### The input
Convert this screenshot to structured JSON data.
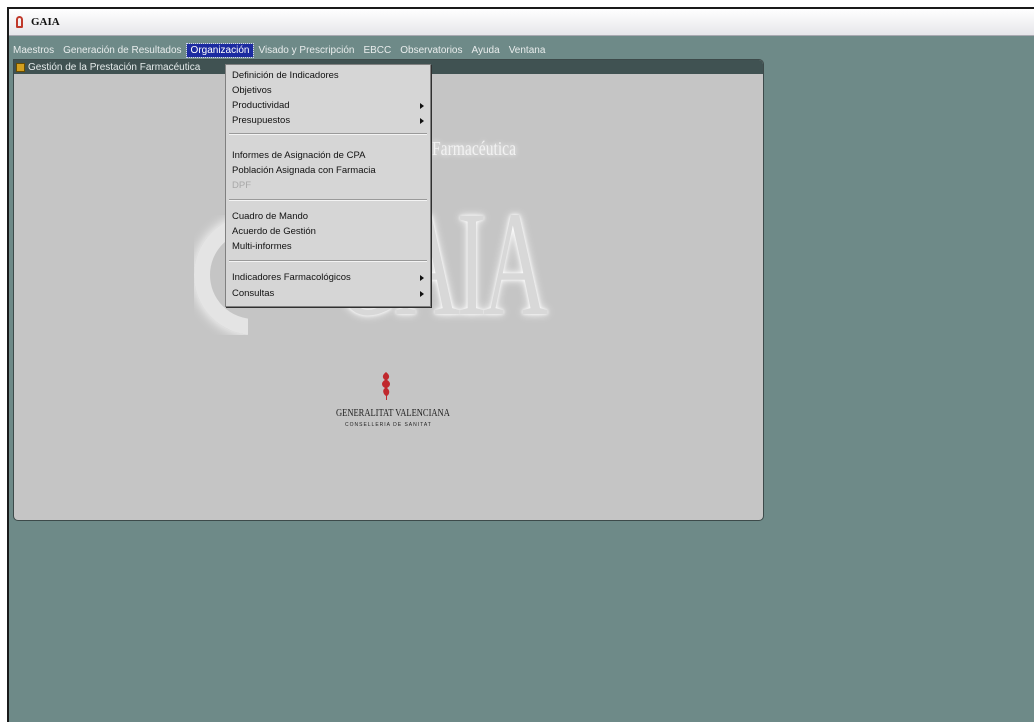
{
  "window": {
    "title": "GAIA"
  },
  "menubar": {
    "items": [
      {
        "label": "Maestros"
      },
      {
        "label": "Generación de Resultados"
      },
      {
        "label": "Organización"
      },
      {
        "label": "Visado y Prescripción"
      },
      {
        "label": "EBCC"
      },
      {
        "label": "Observatorios"
      },
      {
        "label": "Ayuda"
      },
      {
        "label": "Ventana"
      }
    ]
  },
  "mdi": {
    "caption": "Gestión de la Prestación Farmacéutica",
    "brand": {
      "subtitle": "Farmacéutica",
      "name": "GAIA"
    },
    "org": {
      "name": "GENERALITAT VALENCIANA",
      "subtitle": "CONSELLERIA DE SANITAT"
    }
  },
  "dropdown": {
    "items": [
      {
        "label": "Definición de Indicadores"
      },
      {
        "label": "Objetivos"
      },
      {
        "label": "Productividad"
      },
      {
        "label": "Presupuestos"
      },
      {
        "label": "Informes de Asignación de CPA"
      },
      {
        "label": "Población Asignada con Farmacia"
      },
      {
        "label": "DPF"
      },
      {
        "label": "Cuadro de Mando"
      },
      {
        "label": "Acuerdo de Gestión"
      },
      {
        "label": "Multi-informes"
      },
      {
        "label": "Indicadores Farmacológicos"
      },
      {
        "label": "Consultas"
      }
    ]
  },
  "colors": {
    "desktop": "#6e8a88",
    "menu_highlight": "#1b2aa0",
    "mdi_background": "#c5c5c5"
  }
}
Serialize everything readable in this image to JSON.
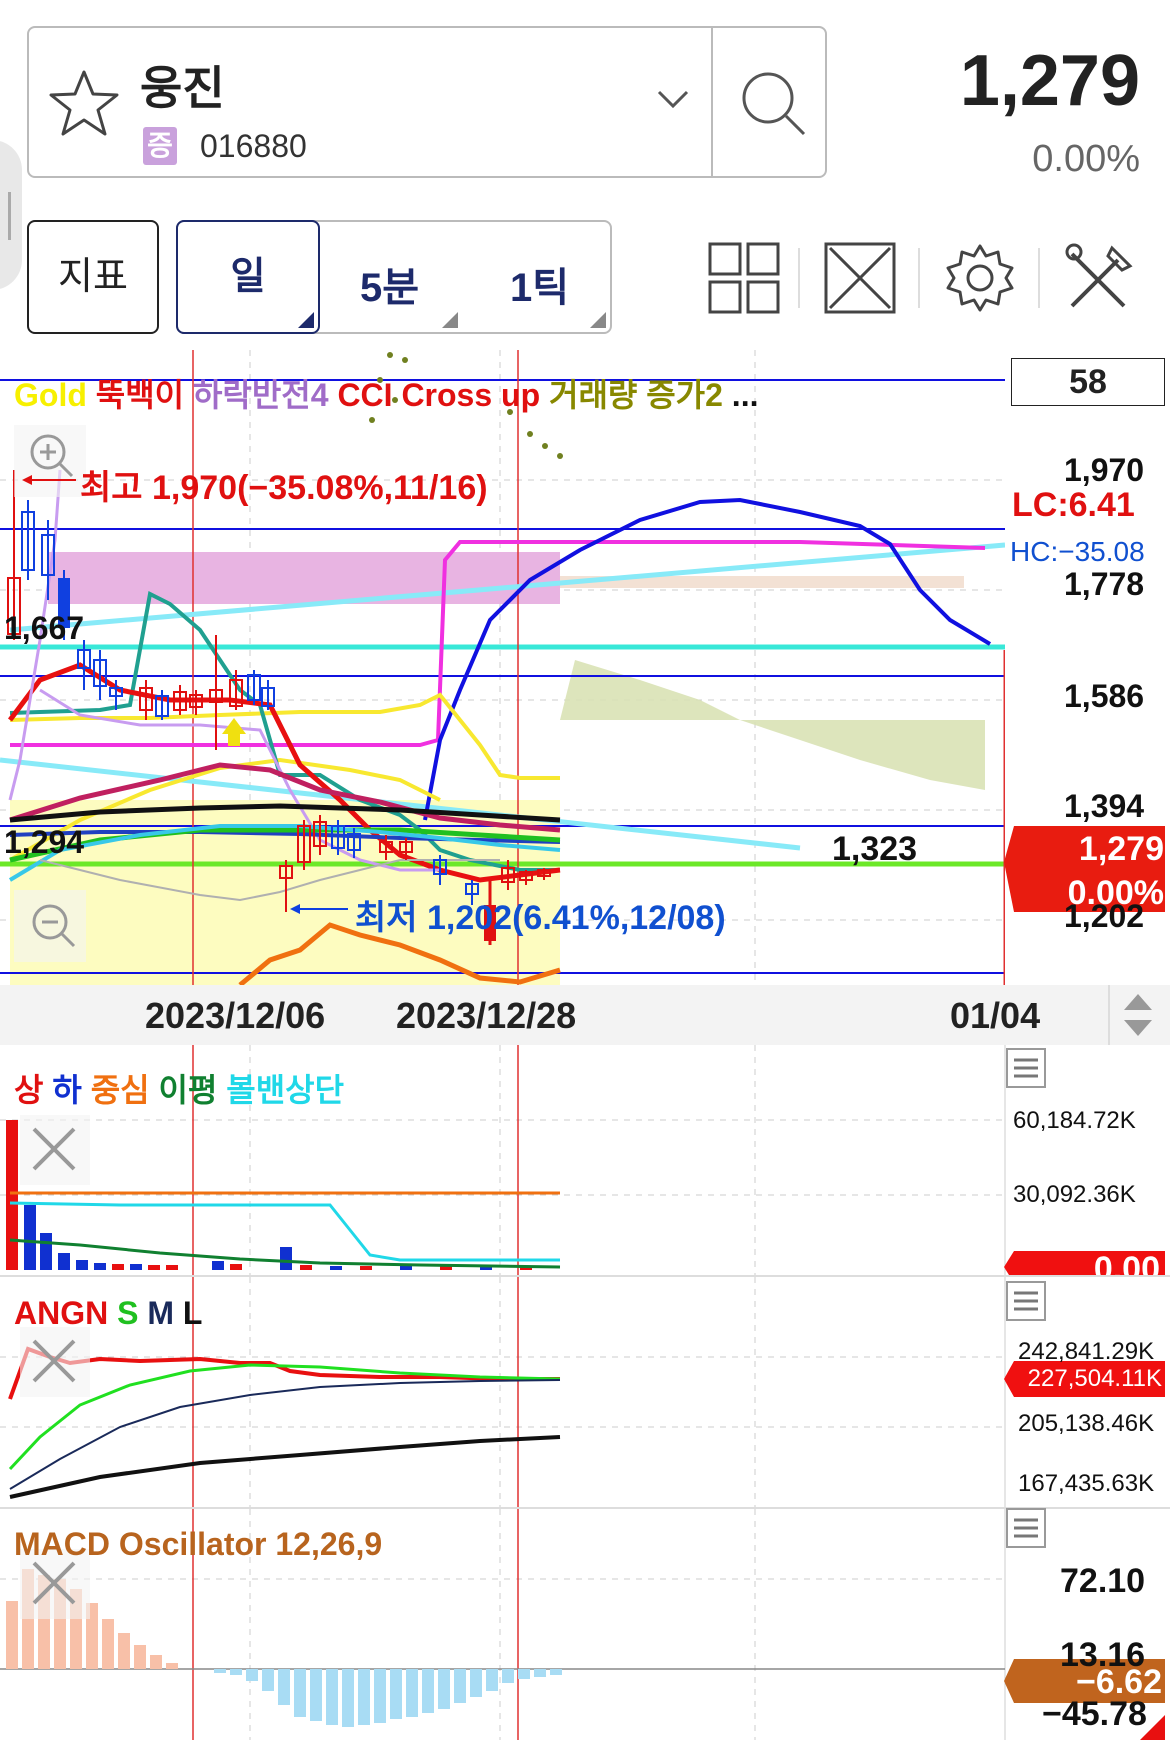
{
  "header": {
    "stock_name": "웅진",
    "market_badge": "증",
    "stock_code": "016880",
    "price": "1,279",
    "change": "0.00%"
  },
  "toolbar": {
    "indicator_label": "지표",
    "day_label": "일",
    "min5_label": "5분",
    "tick1_label": "1틱",
    "icons": [
      "layout-grid-icon",
      "fullscreen-icon",
      "settings-icon",
      "tools-icon"
    ]
  },
  "main_chart": {
    "legend": [
      {
        "text": "Gold",
        "color": "#f7f000"
      },
      {
        "text": "뚝백이",
        "color": "#e01010"
      },
      {
        "text": "하락반전4",
        "color": "#a06cc8"
      },
      {
        "text": "CCI Cross up",
        "color": "#e01010"
      },
      {
        "text": "거래량 증가2",
        "color": "#888800"
      },
      {
        "text": "...",
        "color": "#111111"
      }
    ],
    "count_box": "58",
    "high_annot": "최고 1,970(−35.08%,11/16)",
    "low_annot": "최저 1,202(6.41%,12/08)",
    "lc_label": "LC:6.41",
    "hc_label": "HC:−35.08",
    "left_label_top": "1,667",
    "left_label_bottom": "1,294",
    "mid_label": "1,323",
    "price_box_value": "1,279",
    "price_box_change": "0.00%",
    "y_ticks": [
      "1,970",
      "1,778",
      "1,586",
      "1,394",
      "1,202"
    ]
  },
  "dates": [
    "2023/12/06",
    "2023/12/28",
    "01/04"
  ],
  "panels": {
    "volume": {
      "legend": [
        {
          "text": "상",
          "color": "#e01010"
        },
        {
          "text": "하",
          "color": "#1030d0"
        },
        {
          "text": "중심",
          "color": "#f07010"
        },
        {
          "text": "이평",
          "color": "#108030"
        },
        {
          "text": "볼밴상단",
          "color": "#20d8e8"
        }
      ],
      "y_ticks": [
        "60,184.72K",
        "30,092.36K",
        "0.00"
      ],
      "current": "0.00"
    },
    "angn": {
      "legend": [
        {
          "text": "ANGN",
          "color": "#e01010"
        },
        {
          "text": "S",
          "color": "#20c020"
        },
        {
          "text": "M",
          "color": "#1a2a5a"
        },
        {
          "text": "L",
          "color": "#111111"
        }
      ],
      "y_ticks": [
        "242,841.29K",
        "205,138.46K",
        "167,435.63K"
      ],
      "current": "227,504.11K"
    },
    "macd": {
      "legend": [
        {
          "text": "MACD Oscillator 12,26,9",
          "color": "#b8641e"
        }
      ],
      "y_ticks": [
        "72.10",
        "13.16",
        "−45.78"
      ],
      "current": "−6.62"
    }
  }
}
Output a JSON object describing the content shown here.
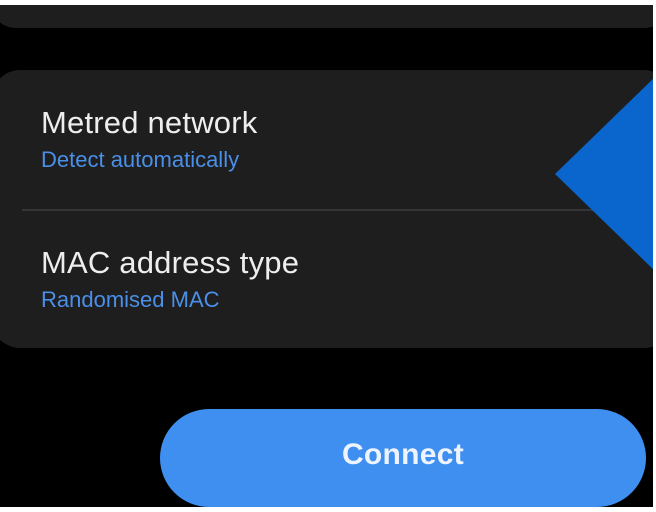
{
  "settings": {
    "metred_network": {
      "title": "Metred network",
      "value": "Detect automatically"
    },
    "mac_address_type": {
      "title": "MAC address type",
      "value": "Randomised MAC"
    }
  },
  "actions": {
    "connect_label": "Connect"
  },
  "icons": {
    "pointer": "arrow-left-icon"
  },
  "colors": {
    "background": "#000000",
    "card": "#1e1e1e",
    "title_text": "#eeeeee",
    "accent_text": "#4a8fe8",
    "button": "#3f8ff0",
    "pointer": "#0a66cc"
  }
}
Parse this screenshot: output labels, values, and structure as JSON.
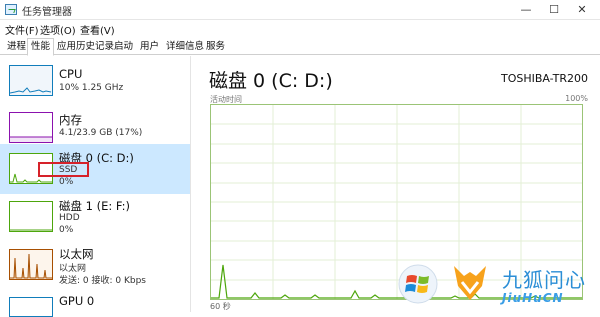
{
  "window": {
    "title": "任务管理器",
    "controls": [
      "—",
      "☐",
      "✕"
    ]
  },
  "menu": [
    "文件(F)",
    "选项(O)",
    "查看(V)"
  ],
  "tabs": [
    "进程",
    "性能",
    "应用历史记录",
    "启动",
    "用户",
    "详细信息",
    "服务"
  ],
  "active_tab": "性能",
  "sidebar": {
    "items": [
      {
        "name": "CPU",
        "line1": "10% 1.25 GHz",
        "line2": "",
        "color": "#117dbb",
        "level": 0.1
      },
      {
        "name": "内存",
        "line1": "4.1/23.9 GB (17%)",
        "line2": "",
        "color": "#8b12ae",
        "level": 0.17
      },
      {
        "name": "磁盘 0 (C: D:)",
        "line1": "SSD",
        "line2": "0%",
        "color": "#4da60c",
        "level": 0.0,
        "selected": true
      },
      {
        "name": "磁盘 1 (E: F:)",
        "line1": "HDD",
        "line2": "0%",
        "color": "#4da60c",
        "level": 0.0
      },
      {
        "name": "以太网",
        "line1": "以太网",
        "line2": "发送: 0 接收: 0 Kbps",
        "color": "#a74f01",
        "level": 0.0
      },
      {
        "name": "GPU 0",
        "line1": "",
        "line2": "",
        "color": "#117dbb",
        "level": 0.0
      }
    ]
  },
  "main": {
    "title": "磁盘 0 (C: D:)",
    "model": "TOSHIBA-TR200",
    "graph_label": "活动时间",
    "graph_max": "100%",
    "graph_time": "60 秒",
    "graph_color": "#4da60c"
  },
  "watermark": {
    "text": "九狐问心",
    "subtext": "JiuHuCN"
  }
}
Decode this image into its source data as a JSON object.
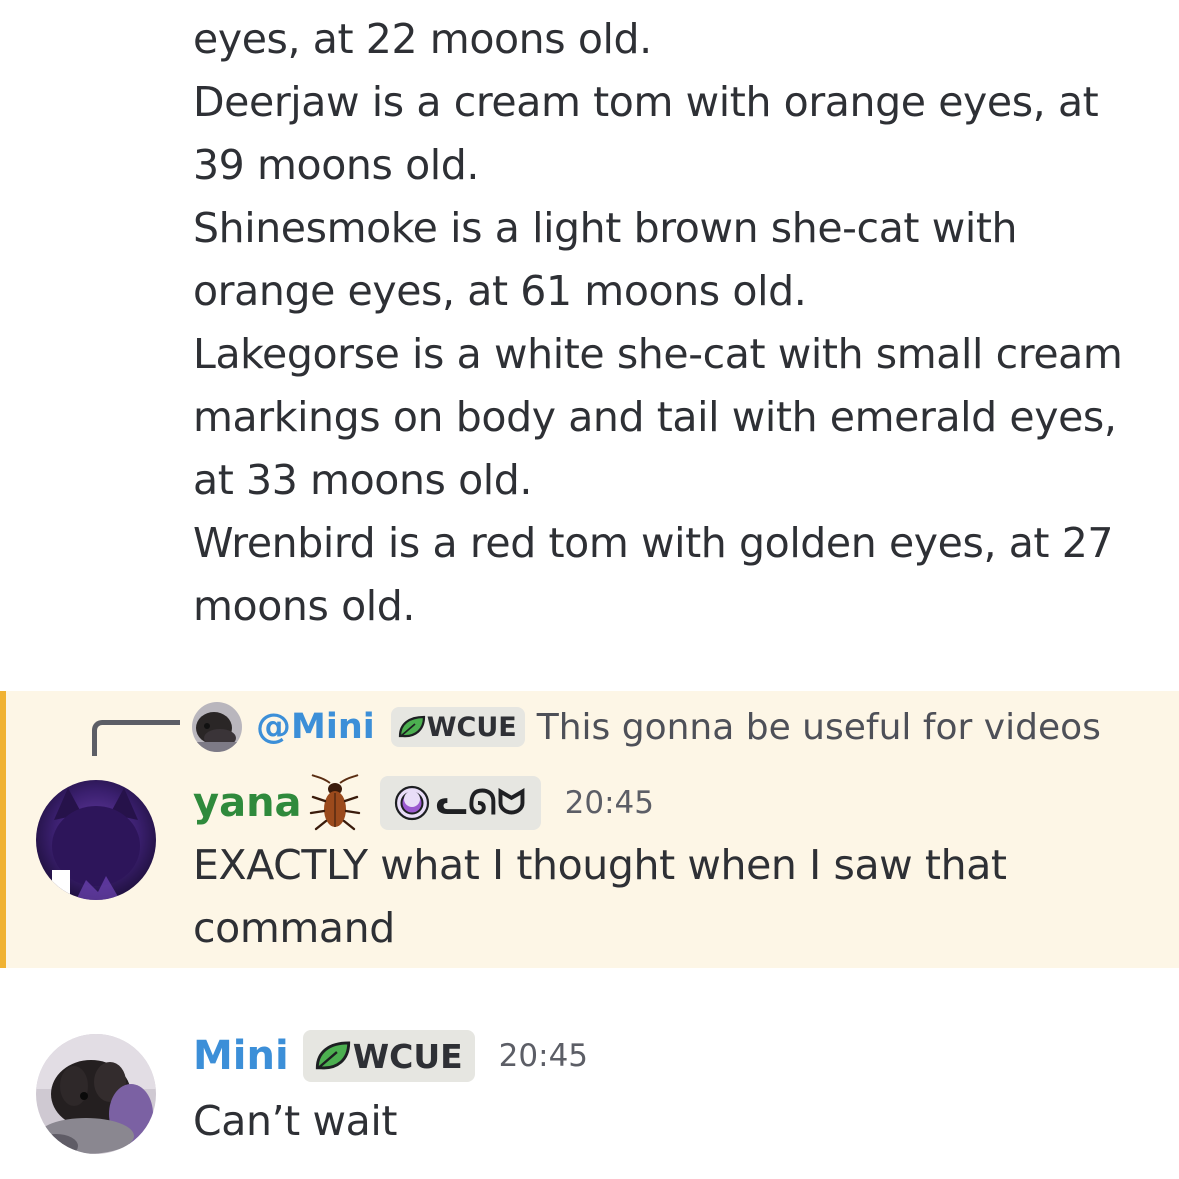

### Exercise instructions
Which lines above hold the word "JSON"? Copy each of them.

### Answer below
Convert this screenshot to structured JSON data.
Serialize everything readable in this image to JSON.
Output a JSON object describing the content shown here.
Parse this screenshot: output labels, values, and structure as JSON.
Decode this image into its source data as a JSON object.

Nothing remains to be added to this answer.